──────── Information supplied

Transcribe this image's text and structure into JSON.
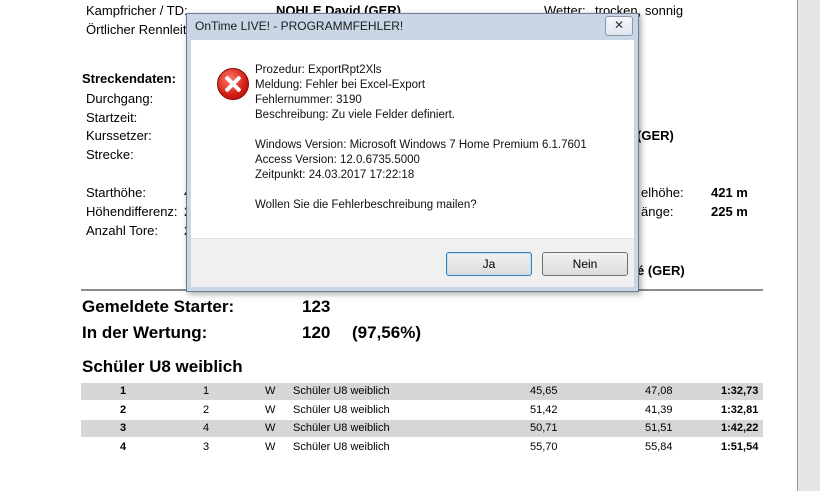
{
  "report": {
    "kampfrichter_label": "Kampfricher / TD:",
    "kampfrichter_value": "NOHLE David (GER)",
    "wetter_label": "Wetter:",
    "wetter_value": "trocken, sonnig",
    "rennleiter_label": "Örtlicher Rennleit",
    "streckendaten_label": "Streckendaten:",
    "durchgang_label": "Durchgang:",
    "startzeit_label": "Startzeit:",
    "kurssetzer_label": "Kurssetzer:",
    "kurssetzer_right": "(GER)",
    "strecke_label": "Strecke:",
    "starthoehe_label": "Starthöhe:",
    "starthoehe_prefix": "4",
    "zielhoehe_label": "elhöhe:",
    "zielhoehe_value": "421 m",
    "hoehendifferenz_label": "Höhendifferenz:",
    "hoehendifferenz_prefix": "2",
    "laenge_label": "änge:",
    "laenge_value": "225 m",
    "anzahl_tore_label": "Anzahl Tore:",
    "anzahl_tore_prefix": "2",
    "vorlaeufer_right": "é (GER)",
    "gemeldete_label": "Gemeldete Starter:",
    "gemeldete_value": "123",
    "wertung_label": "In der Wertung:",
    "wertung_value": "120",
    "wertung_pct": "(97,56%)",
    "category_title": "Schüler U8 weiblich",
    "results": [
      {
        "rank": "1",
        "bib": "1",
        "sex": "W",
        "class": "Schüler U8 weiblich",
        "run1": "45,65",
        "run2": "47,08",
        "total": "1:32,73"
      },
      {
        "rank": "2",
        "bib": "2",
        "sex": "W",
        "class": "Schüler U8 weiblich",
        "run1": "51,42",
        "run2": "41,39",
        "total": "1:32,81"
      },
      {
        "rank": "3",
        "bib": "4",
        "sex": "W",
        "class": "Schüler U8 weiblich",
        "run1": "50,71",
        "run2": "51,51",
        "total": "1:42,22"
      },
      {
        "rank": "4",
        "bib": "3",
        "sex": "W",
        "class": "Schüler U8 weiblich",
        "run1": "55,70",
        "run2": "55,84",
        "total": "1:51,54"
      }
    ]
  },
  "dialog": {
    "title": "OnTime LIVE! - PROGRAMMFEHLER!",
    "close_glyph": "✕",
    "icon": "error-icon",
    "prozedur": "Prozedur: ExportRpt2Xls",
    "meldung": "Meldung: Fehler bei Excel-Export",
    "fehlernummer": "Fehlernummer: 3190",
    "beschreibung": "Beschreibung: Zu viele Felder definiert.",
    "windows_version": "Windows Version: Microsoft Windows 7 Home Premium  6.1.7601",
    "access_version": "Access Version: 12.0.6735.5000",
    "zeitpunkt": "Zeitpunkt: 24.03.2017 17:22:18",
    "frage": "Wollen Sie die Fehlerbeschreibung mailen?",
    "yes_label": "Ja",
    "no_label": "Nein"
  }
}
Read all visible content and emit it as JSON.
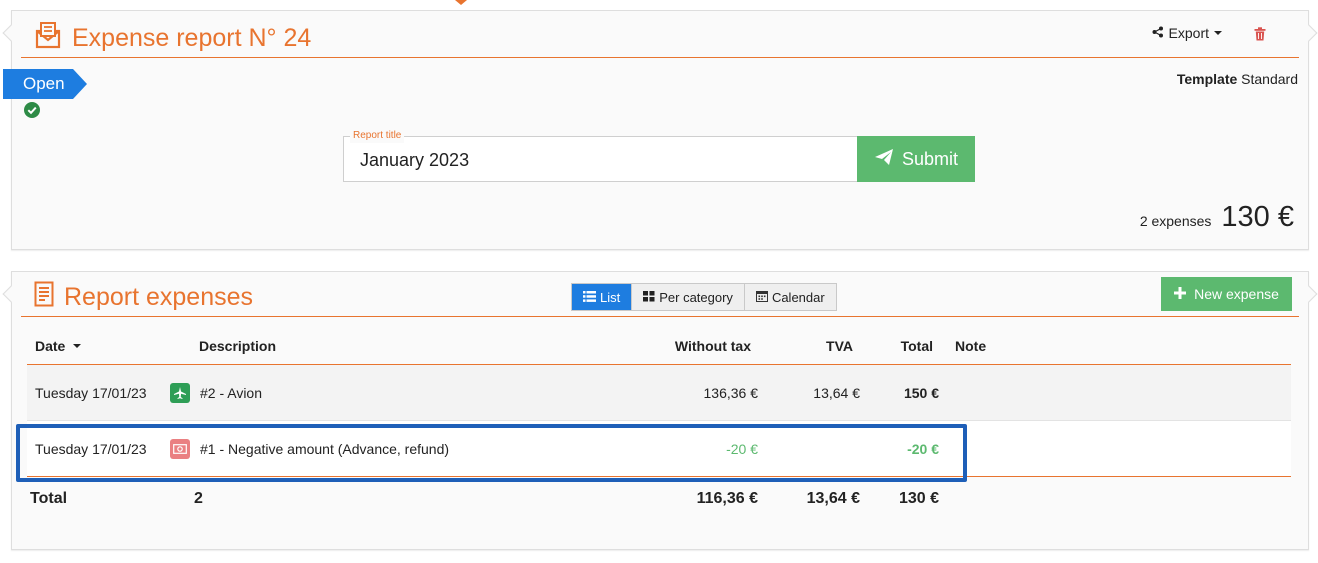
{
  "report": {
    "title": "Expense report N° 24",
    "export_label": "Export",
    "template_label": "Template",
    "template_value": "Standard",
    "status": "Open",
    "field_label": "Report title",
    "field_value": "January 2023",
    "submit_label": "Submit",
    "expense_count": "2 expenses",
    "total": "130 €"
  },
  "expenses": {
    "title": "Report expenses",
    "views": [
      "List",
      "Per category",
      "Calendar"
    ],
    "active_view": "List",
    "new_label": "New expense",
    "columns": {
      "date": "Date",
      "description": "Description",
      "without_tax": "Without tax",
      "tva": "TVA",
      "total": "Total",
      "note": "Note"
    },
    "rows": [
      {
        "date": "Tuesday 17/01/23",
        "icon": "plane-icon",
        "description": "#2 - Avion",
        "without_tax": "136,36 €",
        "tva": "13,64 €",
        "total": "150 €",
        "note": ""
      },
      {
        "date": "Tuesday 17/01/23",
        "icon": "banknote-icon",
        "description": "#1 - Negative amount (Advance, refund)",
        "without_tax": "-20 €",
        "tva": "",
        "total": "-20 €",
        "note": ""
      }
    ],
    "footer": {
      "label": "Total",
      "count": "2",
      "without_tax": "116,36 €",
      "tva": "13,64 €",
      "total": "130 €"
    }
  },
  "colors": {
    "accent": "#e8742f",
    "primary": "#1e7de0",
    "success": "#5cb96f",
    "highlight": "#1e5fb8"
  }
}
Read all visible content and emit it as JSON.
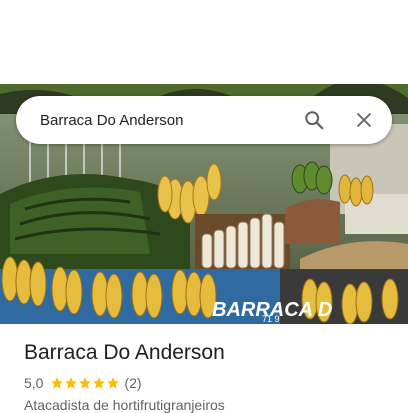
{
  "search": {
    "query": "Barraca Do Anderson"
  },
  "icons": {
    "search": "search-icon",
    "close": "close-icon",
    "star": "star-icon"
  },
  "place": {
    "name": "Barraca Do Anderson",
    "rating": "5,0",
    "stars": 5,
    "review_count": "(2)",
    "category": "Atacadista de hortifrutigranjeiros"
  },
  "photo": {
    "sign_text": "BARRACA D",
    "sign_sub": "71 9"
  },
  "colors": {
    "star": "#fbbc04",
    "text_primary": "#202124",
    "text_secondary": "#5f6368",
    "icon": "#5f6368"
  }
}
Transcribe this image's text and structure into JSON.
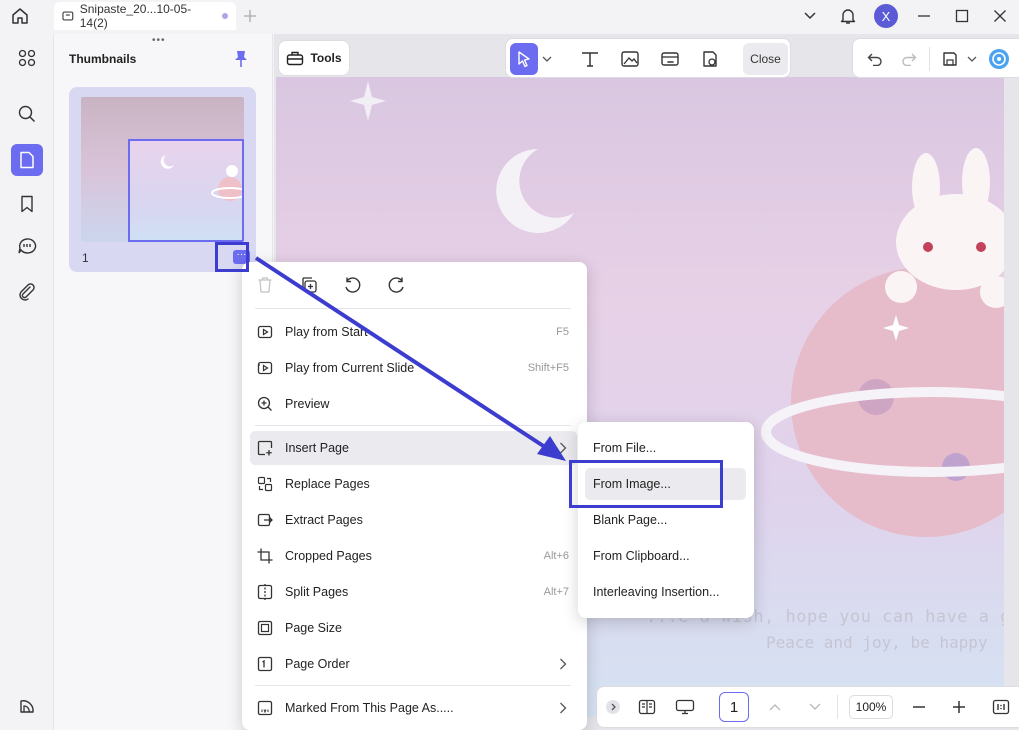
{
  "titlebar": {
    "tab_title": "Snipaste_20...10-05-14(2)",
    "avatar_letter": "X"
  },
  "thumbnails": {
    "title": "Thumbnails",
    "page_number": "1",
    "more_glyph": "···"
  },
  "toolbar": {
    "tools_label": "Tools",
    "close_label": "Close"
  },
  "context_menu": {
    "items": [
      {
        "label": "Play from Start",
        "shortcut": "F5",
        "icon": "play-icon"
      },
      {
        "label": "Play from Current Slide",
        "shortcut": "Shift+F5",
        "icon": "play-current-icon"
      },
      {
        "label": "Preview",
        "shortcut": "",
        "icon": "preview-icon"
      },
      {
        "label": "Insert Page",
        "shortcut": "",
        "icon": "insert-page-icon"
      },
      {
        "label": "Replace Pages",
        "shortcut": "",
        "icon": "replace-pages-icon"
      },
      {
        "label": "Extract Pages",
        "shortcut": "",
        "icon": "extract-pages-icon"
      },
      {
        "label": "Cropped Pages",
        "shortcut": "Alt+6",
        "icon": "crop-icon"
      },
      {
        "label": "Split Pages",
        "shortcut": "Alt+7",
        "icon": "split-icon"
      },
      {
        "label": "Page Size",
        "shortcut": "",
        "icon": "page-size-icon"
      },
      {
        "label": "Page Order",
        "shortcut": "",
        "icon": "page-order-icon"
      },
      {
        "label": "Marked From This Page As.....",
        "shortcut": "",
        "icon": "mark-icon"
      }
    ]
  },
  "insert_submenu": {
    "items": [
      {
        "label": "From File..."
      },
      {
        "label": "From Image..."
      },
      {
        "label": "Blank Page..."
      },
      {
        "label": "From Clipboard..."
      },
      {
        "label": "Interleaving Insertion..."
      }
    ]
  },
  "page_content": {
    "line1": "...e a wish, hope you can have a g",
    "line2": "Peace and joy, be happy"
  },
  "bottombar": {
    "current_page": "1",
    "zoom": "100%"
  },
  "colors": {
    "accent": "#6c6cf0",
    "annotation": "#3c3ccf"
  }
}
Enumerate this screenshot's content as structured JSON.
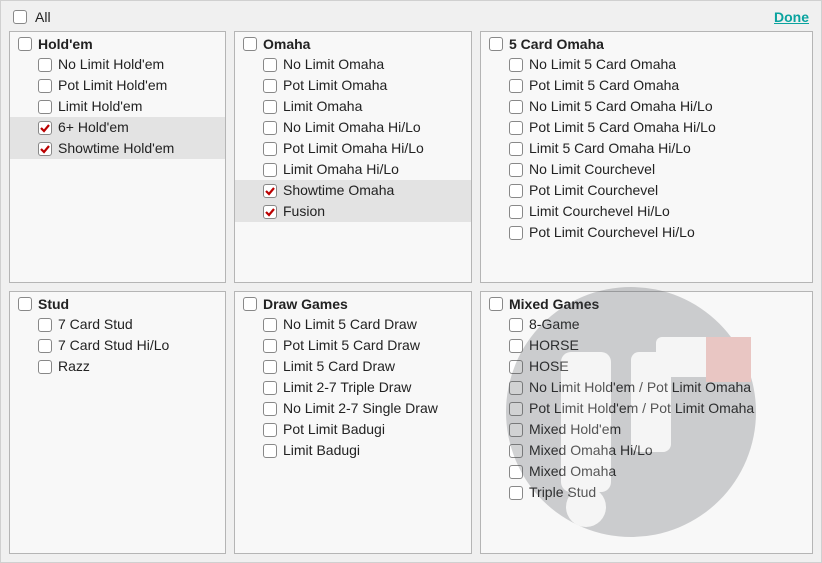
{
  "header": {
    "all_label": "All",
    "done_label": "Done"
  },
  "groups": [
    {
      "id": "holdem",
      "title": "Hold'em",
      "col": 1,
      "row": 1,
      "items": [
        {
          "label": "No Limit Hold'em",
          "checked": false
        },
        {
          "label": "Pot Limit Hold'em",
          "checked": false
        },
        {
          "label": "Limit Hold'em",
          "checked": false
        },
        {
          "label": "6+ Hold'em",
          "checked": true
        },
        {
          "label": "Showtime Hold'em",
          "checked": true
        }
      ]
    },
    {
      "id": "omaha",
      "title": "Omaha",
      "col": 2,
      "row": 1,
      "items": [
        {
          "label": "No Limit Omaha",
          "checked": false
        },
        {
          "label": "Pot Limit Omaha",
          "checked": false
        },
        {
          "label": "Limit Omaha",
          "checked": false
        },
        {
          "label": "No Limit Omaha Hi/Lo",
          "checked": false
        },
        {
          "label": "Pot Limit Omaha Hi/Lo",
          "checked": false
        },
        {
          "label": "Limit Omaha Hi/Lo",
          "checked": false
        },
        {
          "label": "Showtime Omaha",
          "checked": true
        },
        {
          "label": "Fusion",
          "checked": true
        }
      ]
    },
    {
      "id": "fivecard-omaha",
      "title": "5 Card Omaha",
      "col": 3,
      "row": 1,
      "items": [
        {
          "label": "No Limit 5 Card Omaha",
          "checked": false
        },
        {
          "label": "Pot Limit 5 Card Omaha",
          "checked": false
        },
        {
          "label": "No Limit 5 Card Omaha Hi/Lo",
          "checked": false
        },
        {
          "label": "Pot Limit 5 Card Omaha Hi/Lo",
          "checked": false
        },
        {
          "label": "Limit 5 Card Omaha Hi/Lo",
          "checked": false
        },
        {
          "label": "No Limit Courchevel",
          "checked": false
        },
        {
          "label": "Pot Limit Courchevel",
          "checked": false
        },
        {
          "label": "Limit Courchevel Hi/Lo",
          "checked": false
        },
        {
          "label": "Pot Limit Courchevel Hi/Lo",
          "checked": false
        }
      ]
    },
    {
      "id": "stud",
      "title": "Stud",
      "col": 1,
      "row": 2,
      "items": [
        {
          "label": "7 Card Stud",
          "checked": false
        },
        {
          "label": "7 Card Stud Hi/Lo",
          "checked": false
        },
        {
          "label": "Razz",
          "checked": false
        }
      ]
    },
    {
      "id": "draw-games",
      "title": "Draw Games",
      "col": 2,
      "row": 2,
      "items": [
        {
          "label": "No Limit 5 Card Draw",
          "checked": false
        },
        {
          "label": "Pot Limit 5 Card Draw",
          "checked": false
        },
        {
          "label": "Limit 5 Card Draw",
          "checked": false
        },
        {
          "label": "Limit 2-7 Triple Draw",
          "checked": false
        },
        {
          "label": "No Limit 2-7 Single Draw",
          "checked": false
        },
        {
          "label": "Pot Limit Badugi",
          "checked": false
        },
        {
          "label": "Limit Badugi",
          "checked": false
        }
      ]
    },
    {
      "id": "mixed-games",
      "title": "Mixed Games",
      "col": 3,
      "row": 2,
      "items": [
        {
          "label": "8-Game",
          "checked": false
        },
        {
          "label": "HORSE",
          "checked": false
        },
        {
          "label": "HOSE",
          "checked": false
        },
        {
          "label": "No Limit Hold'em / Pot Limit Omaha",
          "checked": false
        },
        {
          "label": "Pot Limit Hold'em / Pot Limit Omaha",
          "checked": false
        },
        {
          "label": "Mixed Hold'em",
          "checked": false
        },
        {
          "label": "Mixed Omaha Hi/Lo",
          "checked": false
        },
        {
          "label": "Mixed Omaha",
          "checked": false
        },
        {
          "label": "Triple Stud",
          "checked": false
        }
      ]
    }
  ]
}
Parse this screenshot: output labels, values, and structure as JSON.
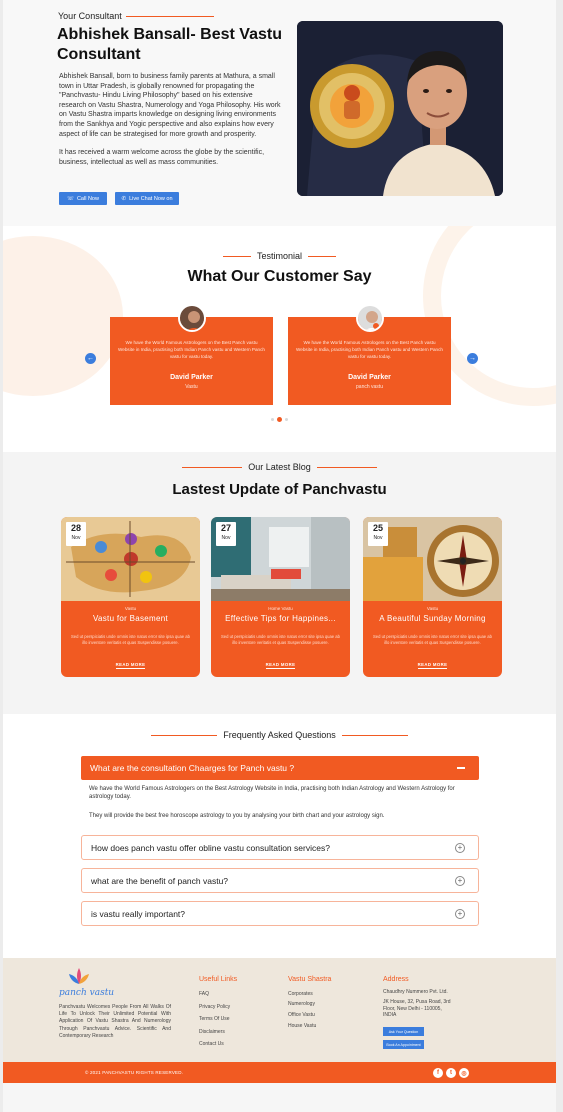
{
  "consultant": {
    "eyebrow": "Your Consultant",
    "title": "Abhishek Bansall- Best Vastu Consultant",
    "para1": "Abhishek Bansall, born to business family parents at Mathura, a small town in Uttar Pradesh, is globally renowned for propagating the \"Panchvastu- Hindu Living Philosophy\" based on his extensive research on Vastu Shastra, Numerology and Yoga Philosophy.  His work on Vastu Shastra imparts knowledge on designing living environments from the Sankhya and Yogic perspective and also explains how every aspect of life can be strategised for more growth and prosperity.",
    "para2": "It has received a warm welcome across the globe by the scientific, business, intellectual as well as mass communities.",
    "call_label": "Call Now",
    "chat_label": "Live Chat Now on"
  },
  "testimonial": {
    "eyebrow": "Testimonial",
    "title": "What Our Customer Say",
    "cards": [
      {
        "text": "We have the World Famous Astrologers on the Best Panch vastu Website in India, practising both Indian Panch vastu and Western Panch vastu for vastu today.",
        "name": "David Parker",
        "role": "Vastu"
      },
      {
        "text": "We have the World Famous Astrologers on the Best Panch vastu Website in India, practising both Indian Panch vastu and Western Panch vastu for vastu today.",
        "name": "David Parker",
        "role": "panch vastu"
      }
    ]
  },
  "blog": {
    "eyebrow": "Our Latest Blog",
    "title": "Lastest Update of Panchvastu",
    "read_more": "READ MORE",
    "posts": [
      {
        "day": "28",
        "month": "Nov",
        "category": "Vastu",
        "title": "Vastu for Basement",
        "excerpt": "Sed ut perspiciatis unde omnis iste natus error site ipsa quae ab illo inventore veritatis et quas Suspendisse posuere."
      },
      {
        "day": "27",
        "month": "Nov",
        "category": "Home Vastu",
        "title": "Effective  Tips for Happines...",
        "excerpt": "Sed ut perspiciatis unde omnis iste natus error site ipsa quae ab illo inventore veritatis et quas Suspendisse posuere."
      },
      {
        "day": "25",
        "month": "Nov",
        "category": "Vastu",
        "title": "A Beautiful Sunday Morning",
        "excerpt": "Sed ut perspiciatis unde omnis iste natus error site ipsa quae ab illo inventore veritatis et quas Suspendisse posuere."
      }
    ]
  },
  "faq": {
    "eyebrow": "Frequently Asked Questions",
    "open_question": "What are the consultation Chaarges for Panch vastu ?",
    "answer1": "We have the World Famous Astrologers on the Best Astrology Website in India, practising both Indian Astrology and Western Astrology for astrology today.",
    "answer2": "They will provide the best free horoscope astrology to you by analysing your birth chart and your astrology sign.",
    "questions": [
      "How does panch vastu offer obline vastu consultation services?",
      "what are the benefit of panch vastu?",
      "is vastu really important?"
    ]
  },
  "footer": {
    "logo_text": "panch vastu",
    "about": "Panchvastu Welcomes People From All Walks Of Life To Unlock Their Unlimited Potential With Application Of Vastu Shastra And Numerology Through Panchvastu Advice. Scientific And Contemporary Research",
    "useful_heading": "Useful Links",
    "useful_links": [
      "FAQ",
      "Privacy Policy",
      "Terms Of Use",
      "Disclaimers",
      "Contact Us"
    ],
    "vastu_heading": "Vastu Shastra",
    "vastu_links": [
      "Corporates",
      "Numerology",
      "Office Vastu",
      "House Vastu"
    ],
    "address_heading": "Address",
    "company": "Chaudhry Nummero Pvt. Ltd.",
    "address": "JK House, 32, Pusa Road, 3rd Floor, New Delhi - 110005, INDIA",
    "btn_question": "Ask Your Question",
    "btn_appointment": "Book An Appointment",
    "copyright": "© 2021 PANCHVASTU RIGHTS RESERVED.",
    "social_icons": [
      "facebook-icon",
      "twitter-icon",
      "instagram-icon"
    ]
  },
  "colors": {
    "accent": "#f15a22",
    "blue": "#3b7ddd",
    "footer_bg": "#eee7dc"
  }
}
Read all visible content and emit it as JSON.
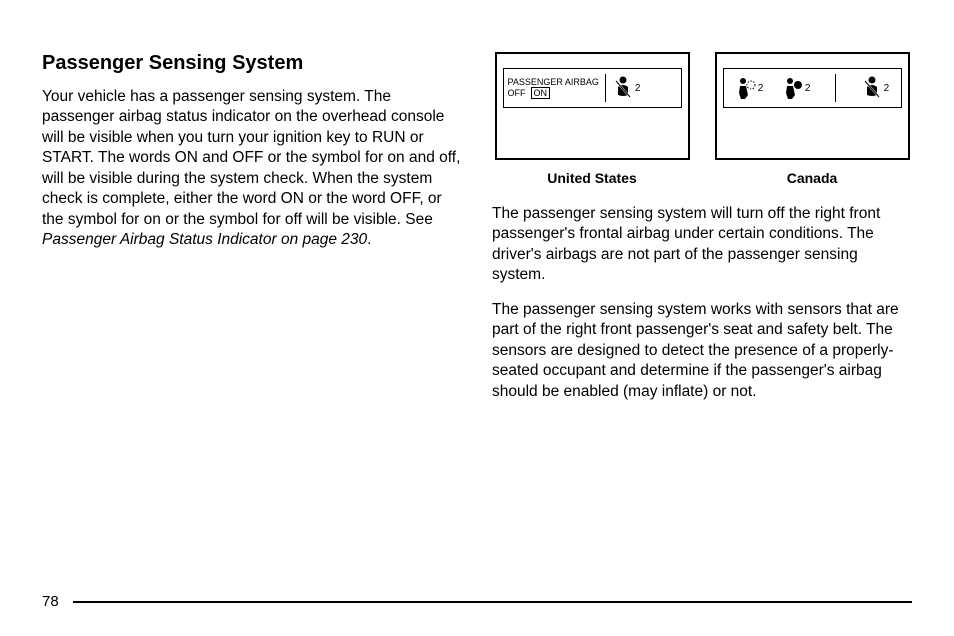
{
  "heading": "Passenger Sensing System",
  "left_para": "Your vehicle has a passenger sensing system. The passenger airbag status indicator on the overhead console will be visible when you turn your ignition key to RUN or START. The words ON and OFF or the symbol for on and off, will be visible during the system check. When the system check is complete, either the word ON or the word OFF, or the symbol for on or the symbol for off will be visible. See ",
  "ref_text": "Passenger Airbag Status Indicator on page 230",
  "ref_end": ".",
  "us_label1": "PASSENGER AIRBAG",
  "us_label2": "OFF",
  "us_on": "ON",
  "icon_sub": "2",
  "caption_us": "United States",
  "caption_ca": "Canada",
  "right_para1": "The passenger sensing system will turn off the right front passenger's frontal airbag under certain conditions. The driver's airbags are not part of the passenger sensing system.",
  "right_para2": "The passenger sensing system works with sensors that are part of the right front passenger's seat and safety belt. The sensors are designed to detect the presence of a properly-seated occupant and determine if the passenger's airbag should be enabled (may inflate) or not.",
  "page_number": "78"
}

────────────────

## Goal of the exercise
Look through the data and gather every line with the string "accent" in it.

## Output for this exercise
    "accent": "#e8742f",
    "accent": "#6c6cf0",
    "accent": "#f15a22",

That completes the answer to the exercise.